EVERETT — Prosecutors in Snohomish County have charged “Bigfoot” with murder.
Johnathan Frohs, aka Bigfoot, is accused of gunning down a man who accompanied him and others to pull off a heavily armed, highly charged home-invasion robbery in Marysville. Witnesses have told detectives that Frohs may have mistaken Patrick Buckmaster for a rival when Buckmaster walked into the house wearing a hockey mask.
Frohs is accused of shooting the Tacoma man in the head.
In January, Buckmaster, 30, was discovered in a shallow grave in east Snohomish County.
Shortly after his death, a suspected member of the Aryan Family prison gang told Buckmaster’s relatives that he’d been taken on a vacation because he had performed so well for an outlaw motorcycle gang during a recent job.
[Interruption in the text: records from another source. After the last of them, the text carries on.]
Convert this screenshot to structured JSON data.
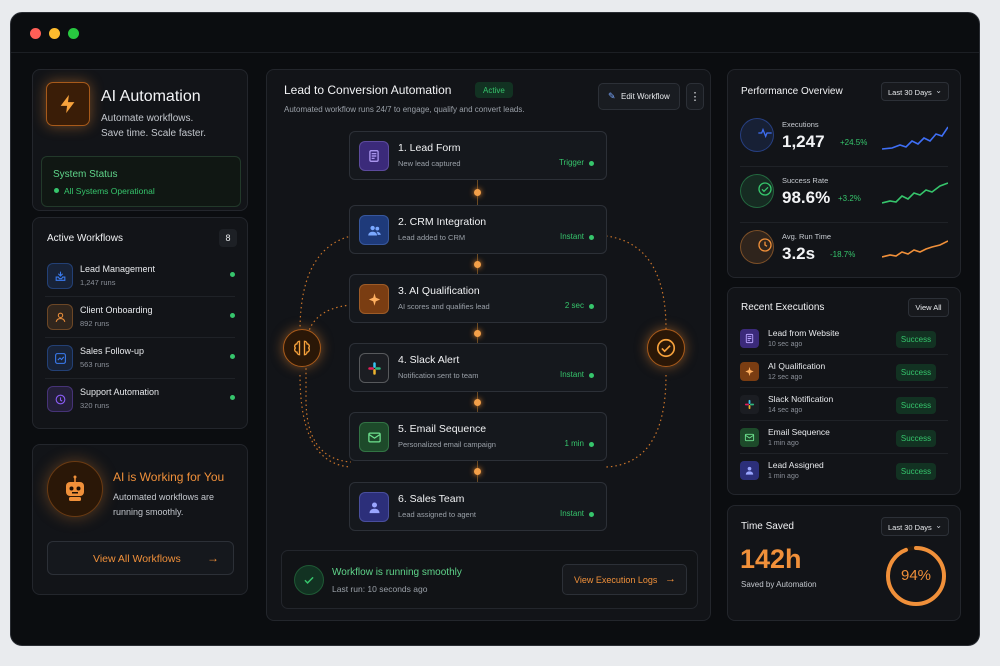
{
  "brand": {
    "title": "AI Automation",
    "tagline_1": "Automate workflows.",
    "tagline_2": "Save time. Scale faster."
  },
  "system_status": {
    "label": "System Status",
    "value": "All Systems Operational"
  },
  "active_workflows": {
    "title": "Active Workflows",
    "count": "8",
    "items": [
      {
        "name": "Lead Management",
        "runs": "1,247 runs",
        "icon": "inbox-icon",
        "color": "#3a7bf0"
      },
      {
        "name": "Client Onboarding",
        "runs": "892 runs",
        "icon": "user-icon",
        "color": "#e58b3a"
      },
      {
        "name": "Sales Follow-up",
        "runs": "563 runs",
        "icon": "chart-icon",
        "color": "#3a7bf0"
      },
      {
        "name": "Support Automation",
        "runs": "320 runs",
        "icon": "headset-icon",
        "color": "#8b5cf6"
      }
    ]
  },
  "ai_card": {
    "title": "AI is Working for You",
    "line_1": "Automated workflows are",
    "line_2": "running smoothly.",
    "button": "View All Workflows"
  },
  "workflow": {
    "title": "Lead to Conversion Automation",
    "status": "Active",
    "subtitle": "Automated workflow runs 24/7 to engage, qualify and convert leads.",
    "edit_button": "Edit Workflow",
    "steps": [
      {
        "title": "1. Lead Form",
        "sub": "New lead captured",
        "tag": "Trigger",
        "icon": "form-icon",
        "bg": "#3b2a7a",
        "fg": "#b9a4ff"
      },
      {
        "title": "2. CRM Integration",
        "sub": "Lead added to CRM",
        "tag": "Instant",
        "icon": "users-icon",
        "bg": "#1e3a7a",
        "fg": "#7aa8ff"
      },
      {
        "title": "3. AI Qualification",
        "sub": "AI scores and qualifies lead",
        "tag": "2 sec",
        "icon": "sparkle-icon",
        "bg": "#7a3d12",
        "fg": "#ffb060"
      },
      {
        "title": "4. Slack Alert",
        "sub": "Notification sent to team",
        "tag": "Instant",
        "icon": "slack-icon",
        "bg": "#1b1d22",
        "fg": "#ffffff"
      },
      {
        "title": "5. Email Sequence",
        "sub": "Personalized email campaign",
        "tag": "1 min",
        "icon": "mail-icon",
        "bg": "#1d4a2a",
        "fg": "#6ee38f"
      },
      {
        "title": "6. Sales Team",
        "sub": "Lead assigned to agent",
        "tag": "Instant",
        "icon": "person-icon",
        "bg": "#2c2f7a",
        "fg": "#9aa6ff"
      }
    ],
    "footer_status": "Workflow is running smoothly",
    "footer_last_run": "Last run: 10 seconds ago",
    "footer_button": "View Execution Logs"
  },
  "performance": {
    "title": "Performance Overview",
    "range": "Last 30 Days",
    "metrics": [
      {
        "label": "Executions",
        "value": "1,247",
        "change": "+24.5%",
        "color": "#3f6ff5",
        "icon": "pulse-icon"
      },
      {
        "label": "Success Rate",
        "value": "98.6%",
        "change": "+3.2%",
        "color": "#36c56c",
        "icon": "check-circle-icon"
      },
      {
        "label": "Avg. Run Time",
        "value": "3.2s",
        "change": "-18.7%",
        "color": "#f0903a",
        "icon": "clock-icon"
      }
    ]
  },
  "recent": {
    "title": "Recent Executions",
    "view_all": "View All",
    "items": [
      {
        "name": "Lead from Website",
        "time": "10 sec ago",
        "status": "Success",
        "bg": "#3b2a7a",
        "fg": "#b9a4ff"
      },
      {
        "name": "AI Qualification",
        "time": "12 sec ago",
        "status": "Success",
        "bg": "#7a3d12",
        "fg": "#ffb060"
      },
      {
        "name": "Slack Notification",
        "time": "14 sec ago",
        "status": "Success",
        "bg": "#1b1d22",
        "fg": "#ffffff"
      },
      {
        "name": "Email Sequence",
        "time": "1 min ago",
        "status": "Success",
        "bg": "#1d4a2a",
        "fg": "#6ee38f"
      },
      {
        "name": "Lead Assigned",
        "time": "1 min ago",
        "status": "Success",
        "bg": "#2c2f7a",
        "fg": "#9aa6ff"
      }
    ]
  },
  "time_saved": {
    "title": "Time Saved",
    "range": "Last 30 Days",
    "value": "142h",
    "sub": "Saved by Automation",
    "percent_label": "94%",
    "percent": 0.94
  }
}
The man said Buckmaster’s actions had impressed the bikers. Relatives now believe that he was notifying them of Buckmaster’s death.
Frohs, 44, is a career criminal whose convictions include assault, extortion, kidnapping and drugs, according to court papers. He was the subject of an alert issued by the Bureau of Alcohol, Firearms, Tobacco and Explosives that advises any police officer who finds him in possession of a gun to notify federal agents.
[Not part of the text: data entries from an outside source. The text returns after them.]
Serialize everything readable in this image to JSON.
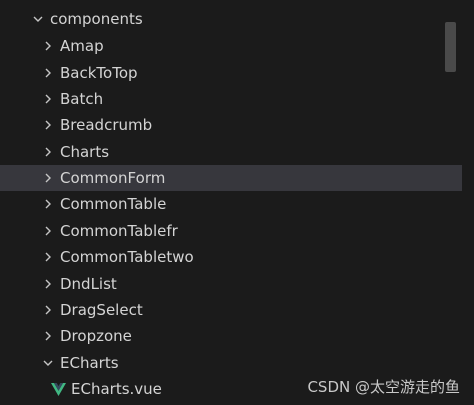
{
  "tree": {
    "root": {
      "label": "components",
      "icon": "chevron-down-icon",
      "expanded": true
    },
    "folders": [
      {
        "label": "Amap",
        "icon": "chevron-right-icon"
      },
      {
        "label": "BackToTop",
        "icon": "chevron-right-icon"
      },
      {
        "label": "Batch",
        "icon": "chevron-right-icon"
      },
      {
        "label": "Breadcrumb",
        "icon": "chevron-right-icon"
      },
      {
        "label": "Charts",
        "icon": "chevron-right-icon"
      },
      {
        "label": "CommonForm",
        "icon": "chevron-right-icon",
        "selected": true
      },
      {
        "label": "CommonTable",
        "icon": "chevron-right-icon"
      },
      {
        "label": "CommonTablefr",
        "icon": "chevron-right-icon"
      },
      {
        "label": "CommonTabletwo",
        "icon": "chevron-right-icon"
      },
      {
        "label": "DndList",
        "icon": "chevron-right-icon"
      },
      {
        "label": "DragSelect",
        "icon": "chevron-right-icon"
      },
      {
        "label": "Dropzone",
        "icon": "chevron-right-icon"
      },
      {
        "label": "ECharts",
        "icon": "chevron-down-icon",
        "expanded": true
      }
    ],
    "files": [
      {
        "label": "ECharts.vue",
        "icon": "vue-icon"
      }
    ]
  },
  "watermark": "CSDN @太空游走的鱼",
  "colors": {
    "background": "#1b1b1b",
    "selected_row": "#37373d",
    "text": "#d4d4d4",
    "vue_green": "#41b883",
    "vue_dark": "#35495e"
  }
}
At a recent bail hearing, prosecutors pointedly noted that Frohs, who reportedly stands 6 feet, 6 inches tall and weighs 400 pounds, is not a full-fledged member of a particular outlaw motorcycle gang, as law enforcement indicated earlier in court papers. He is believed to be an associate of the gang, an important distinction to those living in that world.
In Snohomish County, a former Hells Angel murdered an Arlington man in 2001 because he believed the man was claiming false ties to the notorious biker gang.
Prosecutors on Friday charged Frohs, 44, with second-degree murder, robbery, burglary, kidnapping and assault. He is being held without bail.
Several other men also have been charged in connection with the Dec. 1 home invasion robbery. They’re accused of breaking into a Marysville house and holding two people hostage.
Detectives believe the incident was sparked when two different people robbed a man of $4,700 and drugs. That man apparently rounded up some friends, many who have lengthy criminal histories and gang ties.
They stormed the house in search of the two men. The men weren’t there, but they held two people inside the house hostage, demanding money and threatening their relatives.
After Buckmaster was shot, everyone fled the home. Some later returned to clean up and move Buckmaster’s body, court papers said.
Detectives who later searched the home noted that someone had made “extensive remodel efforts” in a hallway where the shooting took place, including tearing up carpet and repairing drywall.
Diana Hefley: 425-339-3463; firstname.lastname@example.org.